Cumbria’s Police and Crime Commissioner, Peter McCall, has today given evidence to the Public Accounts Committee on serious and organised crime.
The Commissioner attended the committee alongside Merseyside Chief Constable Andy Cooke. The Commissioner was able to articulate the impact of serious and organised crime in rural communities and how the Constabulary work together with regional and national colleagues to tackle this type of crime.
Peter McCall, Cumbria’s Police and Crime Commissioner, said: “I was pleased to be able to take the opportunity to voice concerns from rural counties like ours, too often these issues are focused on the big Metropolitan areas and Cumbria is forgotten, I will take any opportunity to get across to MPs the importance of local policing and how it is essential that this is and must be the bedrock of policing.

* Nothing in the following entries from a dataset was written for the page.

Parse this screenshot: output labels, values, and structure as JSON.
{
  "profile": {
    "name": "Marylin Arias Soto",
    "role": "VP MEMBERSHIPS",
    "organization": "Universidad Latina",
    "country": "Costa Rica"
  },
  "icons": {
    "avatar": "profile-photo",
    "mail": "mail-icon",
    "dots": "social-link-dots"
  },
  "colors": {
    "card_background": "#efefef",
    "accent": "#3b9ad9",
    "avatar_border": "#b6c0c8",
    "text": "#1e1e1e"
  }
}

“Importantly, I was able to raise again over the reality that policing has seen a significant reduction in funding and the obvious consequences this is having on policing nationally but also for a small force such as Cumbria.
“Crime is changing and it is essential that we give our Chief Constables the resources to effectively keep our communities safe.
“We are seeing a greater demand of resources in what we call unseen policing such as Child Sexual Exploitation, modern day slavery, as well as the more traditional drugs issues that bring misery to our communities.
“Serious and organised crime is the responsibility of many agencies not just the police and we do need to be better coordinated to deal with this.
“We have to focus on prevention, this is not just the job of the police and I welcome the development of a legal duty to support a multi-agency approach to preventing and tackling serious violence and crime.
“More work needs to be done across partner agencies to ensure that we have a joined up approach to preventing crime with our partners in health, education and employers.
“I was able to give the committee a clear message from Cumbria – that we all have a role to play in tackling drugs and funding is a significant issue for us every bit as much as our large forces elsewhere.”